**Exercise aim:** Set every entry down again precisely.
** Source data follows **
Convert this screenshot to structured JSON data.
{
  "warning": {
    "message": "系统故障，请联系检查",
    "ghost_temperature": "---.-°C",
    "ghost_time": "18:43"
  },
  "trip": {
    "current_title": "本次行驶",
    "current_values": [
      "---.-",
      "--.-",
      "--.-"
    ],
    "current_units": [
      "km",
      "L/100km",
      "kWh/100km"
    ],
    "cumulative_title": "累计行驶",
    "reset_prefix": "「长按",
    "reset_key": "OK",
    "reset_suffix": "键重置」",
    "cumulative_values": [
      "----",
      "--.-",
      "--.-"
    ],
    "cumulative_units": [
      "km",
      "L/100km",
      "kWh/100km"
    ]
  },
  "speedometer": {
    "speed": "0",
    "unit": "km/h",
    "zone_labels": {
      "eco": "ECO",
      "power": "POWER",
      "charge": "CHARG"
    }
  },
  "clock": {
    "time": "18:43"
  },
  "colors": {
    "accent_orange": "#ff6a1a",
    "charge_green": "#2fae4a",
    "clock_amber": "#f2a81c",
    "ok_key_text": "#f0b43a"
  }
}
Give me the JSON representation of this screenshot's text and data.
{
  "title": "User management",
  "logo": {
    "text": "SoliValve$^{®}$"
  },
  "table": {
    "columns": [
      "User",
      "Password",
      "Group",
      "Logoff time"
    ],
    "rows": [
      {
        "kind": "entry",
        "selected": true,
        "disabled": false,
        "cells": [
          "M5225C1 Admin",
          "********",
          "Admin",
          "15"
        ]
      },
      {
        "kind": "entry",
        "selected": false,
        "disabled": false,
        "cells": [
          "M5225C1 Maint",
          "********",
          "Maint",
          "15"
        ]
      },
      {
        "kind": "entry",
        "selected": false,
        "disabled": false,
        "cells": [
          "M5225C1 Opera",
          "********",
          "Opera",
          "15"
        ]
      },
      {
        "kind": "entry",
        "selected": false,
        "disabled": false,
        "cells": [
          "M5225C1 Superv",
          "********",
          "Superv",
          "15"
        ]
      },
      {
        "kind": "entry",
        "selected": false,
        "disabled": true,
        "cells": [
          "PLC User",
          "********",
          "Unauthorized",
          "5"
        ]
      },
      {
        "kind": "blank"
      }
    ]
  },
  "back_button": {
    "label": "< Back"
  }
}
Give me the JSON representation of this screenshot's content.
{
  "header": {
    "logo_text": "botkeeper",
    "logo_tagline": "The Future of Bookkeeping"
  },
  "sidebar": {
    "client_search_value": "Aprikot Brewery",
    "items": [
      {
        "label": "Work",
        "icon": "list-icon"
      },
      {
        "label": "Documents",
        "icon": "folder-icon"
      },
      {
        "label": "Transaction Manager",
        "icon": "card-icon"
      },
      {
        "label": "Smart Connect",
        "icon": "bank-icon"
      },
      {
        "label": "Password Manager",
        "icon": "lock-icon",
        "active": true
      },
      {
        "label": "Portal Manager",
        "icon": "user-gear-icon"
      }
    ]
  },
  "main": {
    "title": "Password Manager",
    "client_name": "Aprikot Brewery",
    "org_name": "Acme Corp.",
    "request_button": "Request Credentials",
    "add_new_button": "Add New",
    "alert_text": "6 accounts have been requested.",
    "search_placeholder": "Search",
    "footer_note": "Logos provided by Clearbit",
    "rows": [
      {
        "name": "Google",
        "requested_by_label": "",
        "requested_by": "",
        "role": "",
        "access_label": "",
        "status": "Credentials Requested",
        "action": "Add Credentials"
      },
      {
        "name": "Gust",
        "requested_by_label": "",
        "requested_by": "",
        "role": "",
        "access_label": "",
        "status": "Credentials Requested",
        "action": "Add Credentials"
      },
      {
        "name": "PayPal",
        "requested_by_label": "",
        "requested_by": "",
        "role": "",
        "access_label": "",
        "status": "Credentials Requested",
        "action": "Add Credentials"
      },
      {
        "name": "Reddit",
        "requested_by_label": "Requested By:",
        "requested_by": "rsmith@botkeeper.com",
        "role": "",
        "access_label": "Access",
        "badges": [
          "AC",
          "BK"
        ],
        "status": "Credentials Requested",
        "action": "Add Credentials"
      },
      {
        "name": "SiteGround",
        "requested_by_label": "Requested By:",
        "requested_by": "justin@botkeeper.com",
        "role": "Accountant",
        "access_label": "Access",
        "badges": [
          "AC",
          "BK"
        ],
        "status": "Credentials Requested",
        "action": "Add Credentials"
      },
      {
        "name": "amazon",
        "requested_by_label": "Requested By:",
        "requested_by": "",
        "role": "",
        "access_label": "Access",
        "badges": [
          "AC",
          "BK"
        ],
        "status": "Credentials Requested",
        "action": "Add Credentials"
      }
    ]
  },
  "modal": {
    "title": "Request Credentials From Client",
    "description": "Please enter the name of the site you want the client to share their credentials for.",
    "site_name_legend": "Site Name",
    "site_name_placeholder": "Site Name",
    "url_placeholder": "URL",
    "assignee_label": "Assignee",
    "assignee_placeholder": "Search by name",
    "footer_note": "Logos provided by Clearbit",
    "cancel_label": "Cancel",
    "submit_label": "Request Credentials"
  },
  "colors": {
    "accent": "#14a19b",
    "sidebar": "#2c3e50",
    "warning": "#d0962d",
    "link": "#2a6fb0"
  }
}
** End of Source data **
**Written response:**
Convert this screenshot to structured JSON data.
{
  "warning": {
    "message": "系统故障，请联系检查",
    "ghost_temperature": "---.-°C",
    "ghost_time": "18:43"
  },
  "trip": {
    "current_title": "本次行驶",
    "current_values": [
      "---.-",
      "--.-",
      "--.-"
    ],
    "current_units": [
      "km",
      "L/100km",
      "kWh/100km"
    ],
    "cumulative_title": "累计行驶",
    "reset_prefix": "「长按",
    "reset_key": "OK",
    "reset_suffix": "键重置」",
    "cumulative_values": [
      "----",
      "--.-",
      "--.-"
    ],
    "cumulative_units": [
      "km",
      "L/100km",
      "kWh/100km"
    ]
  },
  "speedometer": {
    "speed": "0",
    "unit": "km/h",
    "zone_labels": {
      "eco": "ECO",
      "power": "POWER",
      "charge": "CHARG"
    }
  },
  "clock": {
    "time": "18:43"
  },
  "colors": {
    "accent_orange": "#ff6a1a",
    "charge_green": "#2fae4a",
    "clock_amber": "#f2a81c",
    "ok_key_text": "#f0b43a"
  }
}
Give me the JSON representation of this screenshot's text and data.
{
  "title": "User management",
  "logo": {
    "text": "SoliValve$^{®}$"
  },
  "table": {
    "columns": [
      "User",
      "Password",
      "Group",
      "Logoff time"
    ],
    "rows": [
      {
        "kind": "entry",
        "selected": true,
        "disabled": false,
        "cells": [
          "M5225C1 Admin",
          "********",
          "Admin",
          "15"
        ]
      },
      {
        "kind": "entry",
        "selected": false,
        "disabled": false,
        "cells": [
          "M5225C1 Maint",
          "********",
          "Maint",
          "15"
        ]
      },
      {
        "kind": "entry",
        "selected": false,
        "disabled": false,
        "cells": [
          "M5225C1 Opera",
          "********",
          "Opera",
          "15"
        ]
      },
      {
        "kind": "entry",
        "selected": false,
        "disabled": false,
        "cells": [
          "M5225C1 Superv",
          "********",
          "Superv",
          "15"
        ]
      },
      {
        "kind": "entry",
        "selected": false,
        "disabled": true,
        "cells": [
          "PLC User",
          "********",
          "Unauthorized",
          "5"
        ]
      },
      {
        "kind": "blank"
      }
    ]
  },
  "back_button": {
    "label": "< Back"
  }
}
Give me the JSON representation of this screenshot's content.
{
  "header": {
    "logo_text": "botkeeper",
    "logo_tagline": "The Future of Bookkeeping"
  },
  "sidebar": {
    "client_search_value": "Aprikot Brewery",
    "items": [
      {
        "label": "Work",
        "icon": "list-icon"
      },
      {
        "label": "Documents",
        "icon": "folder-icon"
      },
      {
        "label": "Transaction Manager",
        "icon": "card-icon"
      },
      {
        "label": "Smart Connect",
        "icon": "bank-icon"
      },
      {
        "label": "Password Manager",
        "icon": "lock-icon",
        "active": true
      },
      {
        "label": "Portal Manager",
        "icon": "user-gear-icon"
      }
    ]
  },
  "main": {
    "title": "Password Manager",
    "client_name": "Aprikot Brewery",
    "org_name": "Acme Corp.",
    "request_button": "Request Credentials",
    "add_new_button": "Add New",
    "alert_text": "6 accounts have been requested.",
    "search_placeholder": "Search",
    "footer_note": "Logos provided by Clearbit",
    "rows": [
      {
        "name": "Google",
        "requested_by_label": "",
        "requested_by": "",
        "role": "",
        "access_label": "",
        "status": "Credentials Requested",
        "action": "Add Credentials"
      },
      {
        "name": "Gust",
        "requested_by_label": "",
        "requested_by": "",
        "role": "",
        "access_label": "",
        "status": "Credentials Requested",
        "action": "Add Credentials"
      },
      {
        "name": "PayPal",
        "requested_by_label": "",
        "requested_by": "",
        "role": "",
        "access_label": "",
        "status": "Credentials Requested",
        "action": "Add Credentials"
      },
      {
        "name": "Reddit",
        "requested_by_label": "Requested By:",
        "requested_by": "rsmith@botkeeper.com",
        "role": "",
        "access_label": "Access",
        "badges": [
          "AC",
          "BK"
        ],
        "status": "Credentials Requested",
        "action": "Add Credentials"
      },
      {
        "name": "SiteGround",
        "requested_by_label": "Requested By:",
        "requested_by": "justin@botkeeper.com",
        "role": "Accountant",
        "access_label": "Access",
        "badges": [
          "AC",
          "BK"
        ],
        "status": "Credentials Requested",
        "action": "Add Credentials"
      },
      {
        "name": "amazon",
        "requested_by_label": "Requested By:",
        "requested_by": "",
        "role": "",
        "access_label": "Access",
        "badges": [
          "AC",
          "BK"
        ],
        "status": "Credentials Requested",
        "action": "Add Credentials"
      }
    ]
  },
  "modal": {
    "title": "Request Credentials From Client",
    "description": "Please enter the name of the site you want the client to share their credentials for.",
    "site_name_legend": "Site Name",
    "site_name_placeholder": "Site Name",
    "url_placeholder": "URL",
    "assignee_label": "Assignee",
    "assignee_placeholder": "Search by name",
    "footer_note": "Logos provided by Clearbit",
    "cancel_label": "Cancel",
    "submit_label": "Request Credentials"
  },
  "colors": {
    "accent": "#14a19b",
    "sidebar": "#2c3e50",
    "warning": "#d0962d",
    "link": "#2a6fb0"
  }
}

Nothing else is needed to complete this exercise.